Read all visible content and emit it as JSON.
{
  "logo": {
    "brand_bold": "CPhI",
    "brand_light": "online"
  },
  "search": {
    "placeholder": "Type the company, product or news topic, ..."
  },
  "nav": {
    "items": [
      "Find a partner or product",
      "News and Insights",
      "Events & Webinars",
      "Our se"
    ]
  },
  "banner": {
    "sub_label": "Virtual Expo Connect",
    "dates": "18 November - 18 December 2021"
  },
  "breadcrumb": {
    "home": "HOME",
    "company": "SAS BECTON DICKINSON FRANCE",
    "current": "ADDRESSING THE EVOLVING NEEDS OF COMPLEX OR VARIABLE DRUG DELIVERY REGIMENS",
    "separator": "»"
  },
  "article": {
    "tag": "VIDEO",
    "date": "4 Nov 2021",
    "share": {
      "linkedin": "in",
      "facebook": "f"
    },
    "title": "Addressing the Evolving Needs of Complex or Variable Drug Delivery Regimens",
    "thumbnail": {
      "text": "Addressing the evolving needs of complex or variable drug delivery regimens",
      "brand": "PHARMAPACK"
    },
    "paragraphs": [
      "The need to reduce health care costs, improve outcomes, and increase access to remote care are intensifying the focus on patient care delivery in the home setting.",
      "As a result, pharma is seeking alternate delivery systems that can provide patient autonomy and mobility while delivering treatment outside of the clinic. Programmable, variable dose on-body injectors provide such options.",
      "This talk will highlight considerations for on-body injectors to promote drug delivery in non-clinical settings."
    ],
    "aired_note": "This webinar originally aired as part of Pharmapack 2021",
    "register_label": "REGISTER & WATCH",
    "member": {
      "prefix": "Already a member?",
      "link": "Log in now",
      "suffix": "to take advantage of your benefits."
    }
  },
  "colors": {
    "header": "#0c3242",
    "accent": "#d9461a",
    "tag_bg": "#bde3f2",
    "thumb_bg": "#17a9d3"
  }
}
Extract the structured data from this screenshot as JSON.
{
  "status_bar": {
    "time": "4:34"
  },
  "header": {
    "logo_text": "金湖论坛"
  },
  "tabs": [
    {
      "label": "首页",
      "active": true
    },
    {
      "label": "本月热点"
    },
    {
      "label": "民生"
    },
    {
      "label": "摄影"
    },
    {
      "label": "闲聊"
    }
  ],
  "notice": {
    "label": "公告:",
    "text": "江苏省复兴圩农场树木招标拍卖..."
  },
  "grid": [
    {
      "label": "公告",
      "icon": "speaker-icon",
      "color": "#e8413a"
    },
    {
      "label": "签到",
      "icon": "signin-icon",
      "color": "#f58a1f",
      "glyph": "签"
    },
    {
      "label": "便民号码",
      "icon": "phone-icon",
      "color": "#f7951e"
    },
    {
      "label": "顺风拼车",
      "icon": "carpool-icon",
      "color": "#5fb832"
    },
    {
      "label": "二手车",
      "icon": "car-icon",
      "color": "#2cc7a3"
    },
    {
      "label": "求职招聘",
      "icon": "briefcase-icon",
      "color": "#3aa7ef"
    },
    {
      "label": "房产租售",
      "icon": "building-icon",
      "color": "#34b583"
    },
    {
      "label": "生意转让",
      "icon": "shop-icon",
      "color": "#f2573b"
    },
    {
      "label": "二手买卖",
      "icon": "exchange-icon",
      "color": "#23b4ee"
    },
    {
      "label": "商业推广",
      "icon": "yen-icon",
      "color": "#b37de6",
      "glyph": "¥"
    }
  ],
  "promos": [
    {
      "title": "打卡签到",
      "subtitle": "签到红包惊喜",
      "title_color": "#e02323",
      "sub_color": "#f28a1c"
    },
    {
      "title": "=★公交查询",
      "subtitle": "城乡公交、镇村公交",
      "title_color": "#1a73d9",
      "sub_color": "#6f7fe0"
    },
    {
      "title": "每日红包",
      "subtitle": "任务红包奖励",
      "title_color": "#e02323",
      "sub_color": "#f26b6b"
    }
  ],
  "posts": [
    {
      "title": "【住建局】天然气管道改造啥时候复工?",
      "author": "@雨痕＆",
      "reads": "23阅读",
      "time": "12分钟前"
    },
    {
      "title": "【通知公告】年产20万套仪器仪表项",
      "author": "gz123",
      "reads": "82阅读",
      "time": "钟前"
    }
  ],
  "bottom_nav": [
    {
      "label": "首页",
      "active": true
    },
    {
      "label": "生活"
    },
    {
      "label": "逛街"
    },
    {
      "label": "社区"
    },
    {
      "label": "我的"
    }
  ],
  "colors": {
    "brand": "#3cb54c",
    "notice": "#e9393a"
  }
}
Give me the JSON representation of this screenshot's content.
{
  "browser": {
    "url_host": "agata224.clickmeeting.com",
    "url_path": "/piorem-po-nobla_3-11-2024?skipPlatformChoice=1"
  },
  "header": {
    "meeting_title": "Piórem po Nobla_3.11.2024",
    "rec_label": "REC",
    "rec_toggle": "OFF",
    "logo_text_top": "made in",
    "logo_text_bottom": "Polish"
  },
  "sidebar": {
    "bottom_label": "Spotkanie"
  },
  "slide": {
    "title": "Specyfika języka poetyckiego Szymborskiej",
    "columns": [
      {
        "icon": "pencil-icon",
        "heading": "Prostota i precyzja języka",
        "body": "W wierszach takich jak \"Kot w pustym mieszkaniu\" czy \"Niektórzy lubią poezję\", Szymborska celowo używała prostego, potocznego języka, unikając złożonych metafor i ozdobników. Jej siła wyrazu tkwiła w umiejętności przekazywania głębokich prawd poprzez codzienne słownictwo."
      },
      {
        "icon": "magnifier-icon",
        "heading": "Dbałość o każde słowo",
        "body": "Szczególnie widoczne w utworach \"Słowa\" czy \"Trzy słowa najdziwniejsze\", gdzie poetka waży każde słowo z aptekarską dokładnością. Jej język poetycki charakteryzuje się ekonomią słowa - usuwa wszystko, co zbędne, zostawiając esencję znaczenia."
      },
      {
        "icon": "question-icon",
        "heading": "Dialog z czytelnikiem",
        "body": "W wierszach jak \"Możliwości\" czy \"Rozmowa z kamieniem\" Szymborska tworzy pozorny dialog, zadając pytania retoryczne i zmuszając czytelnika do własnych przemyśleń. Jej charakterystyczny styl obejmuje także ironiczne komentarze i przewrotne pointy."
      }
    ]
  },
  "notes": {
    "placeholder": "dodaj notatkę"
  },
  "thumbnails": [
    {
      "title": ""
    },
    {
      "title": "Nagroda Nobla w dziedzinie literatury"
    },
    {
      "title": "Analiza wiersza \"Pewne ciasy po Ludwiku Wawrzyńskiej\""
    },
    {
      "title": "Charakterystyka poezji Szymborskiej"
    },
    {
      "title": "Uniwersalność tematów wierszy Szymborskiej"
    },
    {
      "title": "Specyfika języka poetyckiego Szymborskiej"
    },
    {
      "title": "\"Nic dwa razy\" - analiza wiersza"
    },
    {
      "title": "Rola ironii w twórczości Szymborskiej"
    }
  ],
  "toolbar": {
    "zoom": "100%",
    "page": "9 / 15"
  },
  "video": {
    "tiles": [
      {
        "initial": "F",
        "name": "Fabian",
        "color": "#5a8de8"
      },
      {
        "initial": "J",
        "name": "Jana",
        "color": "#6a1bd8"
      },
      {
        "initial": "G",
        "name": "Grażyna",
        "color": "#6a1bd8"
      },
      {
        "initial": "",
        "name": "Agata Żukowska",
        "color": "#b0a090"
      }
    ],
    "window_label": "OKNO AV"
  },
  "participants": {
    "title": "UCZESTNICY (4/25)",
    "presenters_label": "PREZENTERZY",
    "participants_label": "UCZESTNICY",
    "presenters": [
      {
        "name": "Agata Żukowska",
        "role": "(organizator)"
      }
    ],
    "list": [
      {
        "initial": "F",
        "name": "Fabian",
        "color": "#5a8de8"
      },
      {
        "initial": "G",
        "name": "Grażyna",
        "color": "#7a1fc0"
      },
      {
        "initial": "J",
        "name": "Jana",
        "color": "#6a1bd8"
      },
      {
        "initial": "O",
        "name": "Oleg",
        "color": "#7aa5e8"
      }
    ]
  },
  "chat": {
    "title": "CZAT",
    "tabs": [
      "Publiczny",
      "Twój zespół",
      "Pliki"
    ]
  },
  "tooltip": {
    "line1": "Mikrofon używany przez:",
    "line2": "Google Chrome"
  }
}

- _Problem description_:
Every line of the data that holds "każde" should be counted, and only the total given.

- _Exercise answer_:
2